▶ WHAT YOU SHOULD DO
Could you please repeat all of the entries exactly as written?

[DATASET ENTRIES Boundary: Start]

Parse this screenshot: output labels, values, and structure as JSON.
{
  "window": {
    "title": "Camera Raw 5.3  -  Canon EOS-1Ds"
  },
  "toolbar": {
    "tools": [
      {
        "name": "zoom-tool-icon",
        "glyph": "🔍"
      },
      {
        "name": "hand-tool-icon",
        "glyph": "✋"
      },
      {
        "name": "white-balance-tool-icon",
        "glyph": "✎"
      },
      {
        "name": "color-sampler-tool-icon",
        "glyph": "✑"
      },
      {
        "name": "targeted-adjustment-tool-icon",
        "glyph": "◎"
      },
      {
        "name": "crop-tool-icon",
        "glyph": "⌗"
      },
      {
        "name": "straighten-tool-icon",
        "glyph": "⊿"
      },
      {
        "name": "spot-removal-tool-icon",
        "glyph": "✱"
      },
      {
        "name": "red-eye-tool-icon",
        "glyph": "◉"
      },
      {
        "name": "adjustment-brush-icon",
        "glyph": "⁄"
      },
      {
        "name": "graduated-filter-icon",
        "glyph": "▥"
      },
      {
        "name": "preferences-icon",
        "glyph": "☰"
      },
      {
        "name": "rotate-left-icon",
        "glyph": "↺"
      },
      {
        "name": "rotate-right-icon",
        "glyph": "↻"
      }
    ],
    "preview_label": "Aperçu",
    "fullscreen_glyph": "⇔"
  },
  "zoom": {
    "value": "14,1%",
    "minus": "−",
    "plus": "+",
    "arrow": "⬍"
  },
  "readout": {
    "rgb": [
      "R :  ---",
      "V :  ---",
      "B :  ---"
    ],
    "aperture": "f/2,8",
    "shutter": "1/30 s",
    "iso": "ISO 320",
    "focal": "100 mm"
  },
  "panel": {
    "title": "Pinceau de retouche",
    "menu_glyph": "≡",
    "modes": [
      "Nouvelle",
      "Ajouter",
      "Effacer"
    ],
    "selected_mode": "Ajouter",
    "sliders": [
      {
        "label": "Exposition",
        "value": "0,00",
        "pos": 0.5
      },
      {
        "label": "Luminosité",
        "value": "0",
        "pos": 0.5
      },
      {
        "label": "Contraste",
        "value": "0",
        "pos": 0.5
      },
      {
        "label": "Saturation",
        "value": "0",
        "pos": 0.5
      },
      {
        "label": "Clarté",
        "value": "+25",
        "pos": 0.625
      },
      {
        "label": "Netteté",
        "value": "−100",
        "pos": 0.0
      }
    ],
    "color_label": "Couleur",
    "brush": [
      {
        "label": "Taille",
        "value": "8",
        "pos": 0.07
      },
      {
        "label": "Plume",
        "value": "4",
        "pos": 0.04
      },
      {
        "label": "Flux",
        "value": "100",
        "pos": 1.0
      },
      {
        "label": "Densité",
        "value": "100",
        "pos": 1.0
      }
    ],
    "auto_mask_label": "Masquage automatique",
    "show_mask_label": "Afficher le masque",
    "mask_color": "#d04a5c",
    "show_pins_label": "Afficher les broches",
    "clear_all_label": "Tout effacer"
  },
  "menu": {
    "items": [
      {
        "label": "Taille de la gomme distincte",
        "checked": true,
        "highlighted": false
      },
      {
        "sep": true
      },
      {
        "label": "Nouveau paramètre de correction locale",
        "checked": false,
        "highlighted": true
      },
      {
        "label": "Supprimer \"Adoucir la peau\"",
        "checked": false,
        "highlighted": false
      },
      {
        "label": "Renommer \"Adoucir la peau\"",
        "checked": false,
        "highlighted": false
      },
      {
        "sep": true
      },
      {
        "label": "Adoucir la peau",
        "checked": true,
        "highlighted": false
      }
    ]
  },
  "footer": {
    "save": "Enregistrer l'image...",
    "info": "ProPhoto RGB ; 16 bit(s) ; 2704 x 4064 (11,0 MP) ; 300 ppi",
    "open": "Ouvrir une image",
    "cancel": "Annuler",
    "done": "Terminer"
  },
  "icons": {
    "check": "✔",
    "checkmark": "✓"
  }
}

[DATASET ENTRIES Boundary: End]

▶ REPLY TO THE EXERCISE
Parse this screenshot: output labels, values, and structure as JSON.
{
  "window": {
    "title": "Camera Raw 5.3  -  Canon EOS-1Ds"
  },
  "toolbar": {
    "tools": [
      {
        "name": "zoom-tool-icon",
        "glyph": "🔍"
      },
      {
        "name": "hand-tool-icon",
        "glyph": "✋"
      },
      {
        "name": "white-balance-tool-icon",
        "glyph": "✎"
      },
      {
        "name": "color-sampler-tool-icon",
        "glyph": "✑"
      },
      {
        "name": "targeted-adjustment-tool-icon",
        "glyph": "◎"
      },
      {
        "name": "crop-tool-icon",
        "glyph": "⌗"
      },
      {
        "name": "straighten-tool-icon",
        "glyph": "⊿"
      },
      {
        "name": "spot-removal-tool-icon",
        "glyph": "✱"
      },
      {
        "name": "red-eye-tool-icon",
        "glyph": "◉"
      },
      {
        "name": "adjustment-brush-icon",
        "glyph": "⁄"
      },
      {
        "name": "graduated-filter-icon",
        "glyph": "▥"
      },
      {
        "name": "preferences-icon",
        "glyph": "☰"
      },
      {
        "name": "rotate-left-icon",
        "glyph": "↺"
      },
      {
        "name": "rotate-right-icon",
        "glyph": "↻"
      }
    ],
    "preview_label": "Aperçu",
    "fullscreen_glyph": "⇔"
  },
  "zoom": {
    "value": "14,1%",
    "minus": "−",
    "plus": "+",
    "arrow": "⬍"
  },
  "readout": {
    "rgb": [
      "R :  ---",
      "V :  ---",
      "B :  ---"
    ],
    "aperture": "f/2,8",
    "shutter": "1/30 s",
    "iso": "ISO 320",
    "focal": "100 mm"
  },
  "panel": {
    "title": "Pinceau de retouche",
    "menu_glyph": "≡",
    "modes": [
      "Nouvelle",
      "Ajouter",
      "Effacer"
    ],
    "selected_mode": "Ajouter",
    "sliders": [
      {
        "label": "Exposition",
        "value": "0,00",
        "pos": 0.5
      },
      {
        "label": "Luminosité",
        "value": "0",
        "pos": 0.5
      },
      {
        "label": "Contraste",
        "value": "0",
        "pos": 0.5
      },
      {
        "label": "Saturation",
        "value": "0",
        "pos": 0.5
      },
      {
        "label": "Clarté",
        "value": "+25",
        "pos": 0.625
      },
      {
        "label": "Netteté",
        "value": "−100",
        "pos": 0.0
      }
    ],
    "color_label": "Couleur",
    "brush": [
      {
        "label": "Taille",
        "value": "8",
        "pos": 0.07
      },
      {
        "label": "Plume",
        "value": "4",
        "pos": 0.04
      },
      {
        "label": "Flux",
        "value": "100",
        "pos": 1.0
      },
      {
        "label": "Densité",
        "value": "100",
        "pos": 1.0
      }
    ],
    "auto_mask_label": "Masquage automatique",
    "show_mask_label": "Afficher le masque",
    "mask_color": "#d04a5c",
    "show_pins_label": "Afficher les broches",
    "clear_all_label": "Tout effacer"
  },
  "menu": {
    "items": [
      {
        "label": "Taille de la gomme distincte",
        "checked": true,
        "highlighted": false
      },
      {
        "sep": true
      },
      {
        "label": "Nouveau paramètre de correction locale",
        "checked": false,
        "highlighted": true
      },
      {
        "label": "Supprimer \"Adoucir la peau\"",
        "checked": false,
        "highlighted": false
      },
      {
        "label": "Renommer \"Adoucir la peau\"",
        "checked": false,
        "highlighted": false
      },
      {
        "sep": true
      },
      {
        "label": "Adoucir la peau",
        "checked": true,
        "highlighted": false
      }
    ]
  },
  "footer": {
    "save": "Enregistrer l'image...",
    "info": "ProPhoto RGB ; 16 bit(s) ; 2704 x 4064 (11,0 MP) ; 300 ppi",
    "open": "Ouvrir une image",
    "cancel": "Annuler",
    "done": "Terminer"
  },
  "icons": {
    "check": "✔",
    "checkmark": "✓"
  }
}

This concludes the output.